# What is expected
Every entry here needs to be repeated exactly.

****************

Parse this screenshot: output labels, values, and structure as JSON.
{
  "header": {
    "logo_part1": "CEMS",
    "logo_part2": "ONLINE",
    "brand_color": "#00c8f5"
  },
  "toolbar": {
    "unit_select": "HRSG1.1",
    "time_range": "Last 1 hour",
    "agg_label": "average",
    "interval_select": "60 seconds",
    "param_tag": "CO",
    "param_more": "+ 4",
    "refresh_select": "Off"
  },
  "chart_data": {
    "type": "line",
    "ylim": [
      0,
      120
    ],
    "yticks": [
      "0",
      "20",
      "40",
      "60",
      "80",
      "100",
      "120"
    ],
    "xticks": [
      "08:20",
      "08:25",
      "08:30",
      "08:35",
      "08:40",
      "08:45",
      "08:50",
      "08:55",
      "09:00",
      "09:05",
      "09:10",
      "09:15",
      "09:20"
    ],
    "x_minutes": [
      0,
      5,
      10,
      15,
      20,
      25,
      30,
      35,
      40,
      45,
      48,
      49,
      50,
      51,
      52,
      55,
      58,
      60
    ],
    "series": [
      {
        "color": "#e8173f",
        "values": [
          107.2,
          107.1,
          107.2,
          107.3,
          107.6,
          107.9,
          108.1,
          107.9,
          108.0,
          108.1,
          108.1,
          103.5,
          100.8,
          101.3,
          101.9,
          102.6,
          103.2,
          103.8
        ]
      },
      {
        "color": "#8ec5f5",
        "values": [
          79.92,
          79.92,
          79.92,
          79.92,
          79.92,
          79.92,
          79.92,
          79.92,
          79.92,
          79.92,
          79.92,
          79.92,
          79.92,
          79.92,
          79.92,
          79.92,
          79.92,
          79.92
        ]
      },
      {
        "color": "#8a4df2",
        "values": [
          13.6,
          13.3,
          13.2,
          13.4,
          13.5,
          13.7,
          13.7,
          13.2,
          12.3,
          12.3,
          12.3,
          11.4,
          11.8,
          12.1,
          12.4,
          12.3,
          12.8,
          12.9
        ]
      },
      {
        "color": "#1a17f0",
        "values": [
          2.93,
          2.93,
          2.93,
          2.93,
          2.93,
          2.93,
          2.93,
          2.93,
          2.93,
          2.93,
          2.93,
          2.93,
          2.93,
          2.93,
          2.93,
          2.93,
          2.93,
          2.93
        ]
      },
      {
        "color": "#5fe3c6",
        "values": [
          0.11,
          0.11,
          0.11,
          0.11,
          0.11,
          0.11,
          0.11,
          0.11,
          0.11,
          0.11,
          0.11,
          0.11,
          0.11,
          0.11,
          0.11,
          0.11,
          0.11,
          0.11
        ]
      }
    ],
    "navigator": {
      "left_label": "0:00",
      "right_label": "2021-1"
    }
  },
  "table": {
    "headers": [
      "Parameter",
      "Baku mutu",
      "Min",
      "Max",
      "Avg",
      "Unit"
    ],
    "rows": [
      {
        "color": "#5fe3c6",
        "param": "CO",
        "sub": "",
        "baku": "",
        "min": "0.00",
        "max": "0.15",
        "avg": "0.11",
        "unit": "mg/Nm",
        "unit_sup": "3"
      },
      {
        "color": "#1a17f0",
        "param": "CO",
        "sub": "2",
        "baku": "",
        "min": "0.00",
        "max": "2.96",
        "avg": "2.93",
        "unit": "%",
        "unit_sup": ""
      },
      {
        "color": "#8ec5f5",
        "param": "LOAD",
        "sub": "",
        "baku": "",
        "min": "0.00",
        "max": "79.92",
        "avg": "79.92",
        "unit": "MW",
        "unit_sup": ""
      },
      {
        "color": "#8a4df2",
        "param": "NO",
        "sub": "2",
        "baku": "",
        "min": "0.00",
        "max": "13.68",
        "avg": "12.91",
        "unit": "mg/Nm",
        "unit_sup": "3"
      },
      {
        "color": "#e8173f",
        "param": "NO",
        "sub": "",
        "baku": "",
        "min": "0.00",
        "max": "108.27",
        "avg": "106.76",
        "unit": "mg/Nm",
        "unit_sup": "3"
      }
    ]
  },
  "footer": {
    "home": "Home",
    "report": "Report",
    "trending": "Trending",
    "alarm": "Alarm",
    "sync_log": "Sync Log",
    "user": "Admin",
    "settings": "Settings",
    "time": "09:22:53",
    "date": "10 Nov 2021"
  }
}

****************

# Result of the task
Parse this screenshot: output labels, values, and structure as JSON.
{
  "header": {
    "logo_part1": "CEMS",
    "logo_part2": "ONLINE",
    "brand_color": "#00c8f5"
  },
  "toolbar": {
    "unit_select": "HRSG1.1",
    "time_range": "Last 1 hour",
    "agg_label": "average",
    "interval_select": "60 seconds",
    "param_tag": "CO",
    "param_more": "+ 4",
    "refresh_select": "Off"
  },
  "chart_data": {
    "type": "line",
    "ylim": [
      0,
      120
    ],
    "yticks": [
      "0",
      "20",
      "40",
      "60",
      "80",
      "100",
      "120"
    ],
    "xticks": [
      "08:20",
      "08:25",
      "08:30",
      "08:35",
      "08:40",
      "08:45",
      "08:50",
      "08:55",
      "09:00",
      "09:05",
      "09:10",
      "09:15",
      "09:20"
    ],
    "x_minutes": [
      0,
      5,
      10,
      15,
      20,
      25,
      30,
      35,
      40,
      45,
      48,
      49,
      50,
      51,
      52,
      55,
      58,
      60
    ],
    "series": [
      {
        "color": "#e8173f",
        "values": [
          107.2,
          107.1,
          107.2,
          107.3,
          107.6,
          107.9,
          108.1,
          107.9,
          108.0,
          108.1,
          108.1,
          103.5,
          100.8,
          101.3,
          101.9,
          102.6,
          103.2,
          103.8
        ]
      },
      {
        "color": "#8ec5f5",
        "values": [
          79.92,
          79.92,
          79.92,
          79.92,
          79.92,
          79.92,
          79.92,
          79.92,
          79.92,
          79.92,
          79.92,
          79.92,
          79.92,
          79.92,
          79.92,
          79.92,
          79.92,
          79.92
        ]
      },
      {
        "color": "#8a4df2",
        "values": [
          13.6,
          13.3,
          13.2,
          13.4,
          13.5,
          13.7,
          13.7,
          13.2,
          12.3,
          12.3,
          12.3,
          11.4,
          11.8,
          12.1,
          12.4,
          12.3,
          12.8,
          12.9
        ]
      },
      {
        "color": "#1a17f0",
        "values": [
          2.93,
          2.93,
          2.93,
          2.93,
          2.93,
          2.93,
          2.93,
          2.93,
          2.93,
          2.93,
          2.93,
          2.93,
          2.93,
          2.93,
          2.93,
          2.93,
          2.93,
          2.93
        ]
      },
      {
        "color": "#5fe3c6",
        "values": [
          0.11,
          0.11,
          0.11,
          0.11,
          0.11,
          0.11,
          0.11,
          0.11,
          0.11,
          0.11,
          0.11,
          0.11,
          0.11,
          0.11,
          0.11,
          0.11,
          0.11,
          0.11
        ]
      }
    ],
    "navigator": {
      "left_label": "0:00",
      "right_label": "2021-1"
    }
  },
  "table": {
    "headers": [
      "Parameter",
      "Baku mutu",
      "Min",
      "Max",
      "Avg",
      "Unit"
    ],
    "rows": [
      {
        "color": "#5fe3c6",
        "param": "CO",
        "sub": "",
        "baku": "",
        "min": "0.00",
        "max": "0.15",
        "avg": "0.11",
        "unit": "mg/Nm",
        "unit_sup": "3"
      },
      {
        "color": "#1a17f0",
        "param": "CO",
        "sub": "2",
        "baku": "",
        "min": "0.00",
        "max": "2.96",
        "avg": "2.93",
        "unit": "%",
        "unit_sup": ""
      },
      {
        "color": "#8ec5f5",
        "param": "LOAD",
        "sub": "",
        "baku": "",
        "min": "0.00",
        "max": "79.92",
        "avg": "79.92",
        "unit": "MW",
        "unit_sup": ""
      },
      {
        "color": "#8a4df2",
        "param": "NO",
        "sub": "2",
        "baku": "",
        "min": "0.00",
        "max": "13.68",
        "avg": "12.91",
        "unit": "mg/Nm",
        "unit_sup": "3"
      },
      {
        "color": "#e8173f",
        "param": "NO",
        "sub": "",
        "baku": "",
        "min": "0.00",
        "max": "108.27",
        "avg": "106.76",
        "unit": "mg/Nm",
        "unit_sup": "3"
      }
    ]
  },
  "footer": {
    "home": "Home",
    "report": "Report",
    "trending": "Trending",
    "alarm": "Alarm",
    "sync_log": "Sync Log",
    "user": "Admin",
    "settings": "Settings",
    "time": "09:22:53",
    "date": "10 Nov 2021"
  }
}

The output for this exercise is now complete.